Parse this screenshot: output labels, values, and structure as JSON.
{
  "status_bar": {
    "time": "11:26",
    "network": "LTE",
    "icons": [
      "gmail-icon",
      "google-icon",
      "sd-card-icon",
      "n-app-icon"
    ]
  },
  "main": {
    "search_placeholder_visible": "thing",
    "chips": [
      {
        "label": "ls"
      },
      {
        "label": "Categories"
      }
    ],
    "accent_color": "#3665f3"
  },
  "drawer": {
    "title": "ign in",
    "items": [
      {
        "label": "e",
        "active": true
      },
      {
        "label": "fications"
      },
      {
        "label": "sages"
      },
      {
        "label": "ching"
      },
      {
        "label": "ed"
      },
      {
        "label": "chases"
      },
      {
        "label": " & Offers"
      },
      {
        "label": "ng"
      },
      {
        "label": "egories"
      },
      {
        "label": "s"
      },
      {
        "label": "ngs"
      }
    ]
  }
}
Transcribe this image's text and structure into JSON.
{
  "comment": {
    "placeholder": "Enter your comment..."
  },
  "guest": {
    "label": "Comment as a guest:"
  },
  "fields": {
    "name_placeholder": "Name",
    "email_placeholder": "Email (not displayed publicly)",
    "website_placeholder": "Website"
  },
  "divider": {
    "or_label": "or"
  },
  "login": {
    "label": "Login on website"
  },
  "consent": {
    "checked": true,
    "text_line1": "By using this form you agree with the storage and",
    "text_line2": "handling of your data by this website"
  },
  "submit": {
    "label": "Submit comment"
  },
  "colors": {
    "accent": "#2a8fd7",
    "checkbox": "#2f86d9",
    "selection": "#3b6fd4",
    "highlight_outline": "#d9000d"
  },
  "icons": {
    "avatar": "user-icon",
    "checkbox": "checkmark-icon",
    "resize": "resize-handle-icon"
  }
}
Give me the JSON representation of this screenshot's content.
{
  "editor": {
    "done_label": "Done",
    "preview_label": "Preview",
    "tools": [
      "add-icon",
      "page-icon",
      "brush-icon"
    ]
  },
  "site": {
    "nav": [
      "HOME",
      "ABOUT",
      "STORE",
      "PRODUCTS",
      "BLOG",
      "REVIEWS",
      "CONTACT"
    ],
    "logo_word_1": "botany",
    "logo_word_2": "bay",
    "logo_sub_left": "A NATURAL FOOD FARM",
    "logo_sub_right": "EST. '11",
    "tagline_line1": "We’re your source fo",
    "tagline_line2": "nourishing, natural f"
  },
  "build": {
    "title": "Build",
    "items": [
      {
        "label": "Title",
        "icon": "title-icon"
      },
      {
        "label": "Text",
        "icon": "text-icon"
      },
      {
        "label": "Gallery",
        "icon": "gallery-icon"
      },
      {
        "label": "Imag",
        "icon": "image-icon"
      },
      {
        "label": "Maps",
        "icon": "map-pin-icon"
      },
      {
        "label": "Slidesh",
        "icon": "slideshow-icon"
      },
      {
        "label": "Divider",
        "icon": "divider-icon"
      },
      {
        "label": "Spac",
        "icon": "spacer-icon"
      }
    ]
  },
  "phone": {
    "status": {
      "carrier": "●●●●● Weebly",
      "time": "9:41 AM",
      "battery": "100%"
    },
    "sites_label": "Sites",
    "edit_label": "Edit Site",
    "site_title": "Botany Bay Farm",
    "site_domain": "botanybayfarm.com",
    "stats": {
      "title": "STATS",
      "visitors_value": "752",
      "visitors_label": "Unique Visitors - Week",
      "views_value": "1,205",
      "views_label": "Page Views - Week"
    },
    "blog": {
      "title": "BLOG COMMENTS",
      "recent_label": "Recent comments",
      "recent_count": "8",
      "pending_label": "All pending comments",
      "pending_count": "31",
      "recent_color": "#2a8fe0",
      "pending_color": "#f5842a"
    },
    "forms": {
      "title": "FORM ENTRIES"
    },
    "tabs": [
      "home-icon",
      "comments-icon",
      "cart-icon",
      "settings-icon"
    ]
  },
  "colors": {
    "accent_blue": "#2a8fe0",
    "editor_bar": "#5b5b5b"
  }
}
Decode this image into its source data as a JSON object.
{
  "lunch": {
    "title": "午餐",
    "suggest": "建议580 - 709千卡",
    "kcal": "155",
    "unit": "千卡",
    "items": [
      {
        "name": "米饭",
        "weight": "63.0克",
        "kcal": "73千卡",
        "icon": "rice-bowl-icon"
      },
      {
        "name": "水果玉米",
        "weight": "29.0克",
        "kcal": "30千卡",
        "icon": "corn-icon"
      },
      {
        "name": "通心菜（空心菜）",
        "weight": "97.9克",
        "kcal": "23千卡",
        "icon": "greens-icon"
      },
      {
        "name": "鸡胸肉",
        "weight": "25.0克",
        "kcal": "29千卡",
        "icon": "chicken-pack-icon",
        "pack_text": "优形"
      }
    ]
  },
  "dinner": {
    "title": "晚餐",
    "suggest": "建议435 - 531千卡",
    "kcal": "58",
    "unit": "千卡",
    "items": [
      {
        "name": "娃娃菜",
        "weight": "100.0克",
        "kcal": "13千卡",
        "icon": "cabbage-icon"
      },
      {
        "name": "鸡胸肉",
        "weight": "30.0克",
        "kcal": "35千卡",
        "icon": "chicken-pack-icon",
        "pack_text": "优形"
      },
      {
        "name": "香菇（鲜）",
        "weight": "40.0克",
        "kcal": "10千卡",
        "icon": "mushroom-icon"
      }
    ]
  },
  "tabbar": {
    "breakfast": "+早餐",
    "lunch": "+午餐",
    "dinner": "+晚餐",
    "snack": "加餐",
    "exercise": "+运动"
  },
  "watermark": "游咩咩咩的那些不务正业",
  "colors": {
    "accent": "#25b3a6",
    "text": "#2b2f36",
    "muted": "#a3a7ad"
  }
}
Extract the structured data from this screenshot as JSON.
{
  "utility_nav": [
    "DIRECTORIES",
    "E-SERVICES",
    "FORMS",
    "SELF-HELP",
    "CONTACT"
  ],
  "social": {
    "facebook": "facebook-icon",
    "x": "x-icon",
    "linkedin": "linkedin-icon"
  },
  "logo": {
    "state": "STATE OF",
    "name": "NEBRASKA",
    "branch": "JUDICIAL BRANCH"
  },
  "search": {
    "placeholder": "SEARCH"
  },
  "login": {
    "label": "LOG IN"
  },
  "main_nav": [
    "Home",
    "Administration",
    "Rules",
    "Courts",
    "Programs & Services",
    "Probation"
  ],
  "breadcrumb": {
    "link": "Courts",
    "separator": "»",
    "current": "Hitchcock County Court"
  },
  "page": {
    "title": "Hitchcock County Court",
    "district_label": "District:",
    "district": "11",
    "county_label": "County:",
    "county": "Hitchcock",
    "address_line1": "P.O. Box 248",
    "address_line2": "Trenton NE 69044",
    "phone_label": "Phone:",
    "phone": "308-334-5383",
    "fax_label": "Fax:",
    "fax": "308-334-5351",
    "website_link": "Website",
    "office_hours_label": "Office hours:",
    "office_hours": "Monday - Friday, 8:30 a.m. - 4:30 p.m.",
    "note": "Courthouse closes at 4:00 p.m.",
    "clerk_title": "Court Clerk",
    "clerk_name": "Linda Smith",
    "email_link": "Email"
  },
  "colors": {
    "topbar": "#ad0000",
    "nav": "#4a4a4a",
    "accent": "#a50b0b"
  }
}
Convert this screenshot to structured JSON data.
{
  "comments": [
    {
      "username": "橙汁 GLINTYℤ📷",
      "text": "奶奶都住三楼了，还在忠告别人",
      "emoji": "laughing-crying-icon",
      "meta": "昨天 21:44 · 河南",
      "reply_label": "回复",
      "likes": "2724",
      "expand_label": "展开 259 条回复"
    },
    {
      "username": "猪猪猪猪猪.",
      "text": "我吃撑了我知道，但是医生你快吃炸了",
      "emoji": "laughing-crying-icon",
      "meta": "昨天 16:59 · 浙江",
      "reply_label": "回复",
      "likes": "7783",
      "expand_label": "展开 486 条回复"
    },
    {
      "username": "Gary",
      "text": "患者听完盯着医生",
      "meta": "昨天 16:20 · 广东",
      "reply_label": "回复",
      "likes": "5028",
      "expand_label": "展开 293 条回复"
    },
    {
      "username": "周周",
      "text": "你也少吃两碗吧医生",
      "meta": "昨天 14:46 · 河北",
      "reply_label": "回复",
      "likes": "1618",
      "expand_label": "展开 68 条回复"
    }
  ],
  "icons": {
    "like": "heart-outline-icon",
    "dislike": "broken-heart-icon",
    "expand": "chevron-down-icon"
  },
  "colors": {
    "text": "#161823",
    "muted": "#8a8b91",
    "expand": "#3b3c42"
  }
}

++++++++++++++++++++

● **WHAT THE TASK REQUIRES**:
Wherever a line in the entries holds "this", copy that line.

● **EXERCISE SOLUTION**:
Parse this screenshot: output labels, values, and structure as JSON.
Transcribe this image's text and structure into JSON.
    "text_line1": "By using this form you agree with the storage and",
    "text_line2": "handling of your data by this website"
Give me the JSON representation of this screenshot's content.
Decode this image into its source data as a JSON object.
Extract the structured data from this screenshot as JSON.
Convert this screenshot to structured JSON data.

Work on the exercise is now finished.